A melancholy, but lovely celebration of biodiversity is on display at the Whatcom Museum of Bellingham, WA. “Endangered Species: Artists on the Front Line of Biodiversity” is a melancholy exhibit because it laments our era of rapid mass extinction of flora and fauna. Some pieces, including a great auk skeleton — constructed from bones of chickens raised inhumanely on industrial farms — are an expression of anguish over recently extinct animals, and how we still treat other creatures. But there is also a tremendous shout-out to the beauty that still thrives in this world.
Several Andy Warhol prints on display, including this rhino
From Audubon and Warhol to More Recent Prodigies

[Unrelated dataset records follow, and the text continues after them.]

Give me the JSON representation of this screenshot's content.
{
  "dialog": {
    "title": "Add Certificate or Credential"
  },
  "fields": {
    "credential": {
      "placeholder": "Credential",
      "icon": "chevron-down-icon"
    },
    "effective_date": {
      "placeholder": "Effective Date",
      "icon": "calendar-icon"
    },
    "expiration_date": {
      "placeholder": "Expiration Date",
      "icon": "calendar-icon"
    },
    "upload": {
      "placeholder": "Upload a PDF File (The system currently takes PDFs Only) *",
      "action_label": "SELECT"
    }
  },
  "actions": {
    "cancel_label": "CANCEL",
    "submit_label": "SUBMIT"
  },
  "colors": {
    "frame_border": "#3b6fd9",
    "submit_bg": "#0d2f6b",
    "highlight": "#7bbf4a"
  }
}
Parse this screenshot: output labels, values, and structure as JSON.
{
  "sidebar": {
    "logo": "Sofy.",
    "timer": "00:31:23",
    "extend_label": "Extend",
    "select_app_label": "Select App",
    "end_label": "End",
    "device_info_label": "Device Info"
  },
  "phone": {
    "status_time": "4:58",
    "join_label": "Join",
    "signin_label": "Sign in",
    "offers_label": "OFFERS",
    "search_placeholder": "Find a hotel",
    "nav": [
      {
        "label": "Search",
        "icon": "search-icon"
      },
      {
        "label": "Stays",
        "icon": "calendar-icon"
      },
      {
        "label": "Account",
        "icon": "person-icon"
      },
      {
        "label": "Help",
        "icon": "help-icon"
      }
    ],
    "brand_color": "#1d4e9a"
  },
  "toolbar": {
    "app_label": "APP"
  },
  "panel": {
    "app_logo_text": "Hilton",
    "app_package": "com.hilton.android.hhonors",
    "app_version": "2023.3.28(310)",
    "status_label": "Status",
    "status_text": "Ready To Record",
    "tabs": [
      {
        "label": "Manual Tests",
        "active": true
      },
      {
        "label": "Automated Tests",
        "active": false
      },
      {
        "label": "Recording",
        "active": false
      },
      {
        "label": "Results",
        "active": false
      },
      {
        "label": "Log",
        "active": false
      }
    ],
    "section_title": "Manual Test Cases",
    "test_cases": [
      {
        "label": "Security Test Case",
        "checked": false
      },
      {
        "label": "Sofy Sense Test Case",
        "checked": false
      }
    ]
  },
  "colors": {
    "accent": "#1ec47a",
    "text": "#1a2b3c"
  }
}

Some of the artists exhibited, ranging from the birder John James Audubon (who shot and stuffed birds and painted them with water colors inside his studio — I didn’t know that) to Andy Warhol (who produced prints for environmental charities), are world famous. Others are up and coming, including Tom Uttech, another birder saluting 300 species of birds around Ontario in a fantasy piece called “I Don’t Want to Part with It.”
In one multimedia sculpture there is a noble wolf half turned into a pelt, but still half alive; in another Chris Jordan provides hypnotic circles in colored pencil depicting 213,000 bees, supposedly equal to the number of pounds of toxic chemical pesticides applied to plants and soil around the world every 20 minutes (“Round Up”).
Tom Uttech, “I Don’t Want to Part with It.”
More details and getting there
More details on the exhibit, with some provocative photos, are found here; it runs through January 6th, 2019 Wednesday through Sunday, noon to 5:00 PM. And for the same general admission ($10) if you can stomach more melancholy beauty, you receive admission to a related exhibition in a separate historic building (the old Bellingham City Hall) on “The Elephant in the Room”: The Allure of Ivory and its Tragic Legacy.”
Downtown Bellingham is a bit of a drive (or relatively easy, view-filled train ride) from Seattle, and there are other ways to plan your visit to the Whatcom museum in downtown Bellingham — so visit and learn a great deal while enjoying stimulating, meaningful works by emerald artists!
More historic of the two Whatcom Museum buildings, a stone’s throw away from each other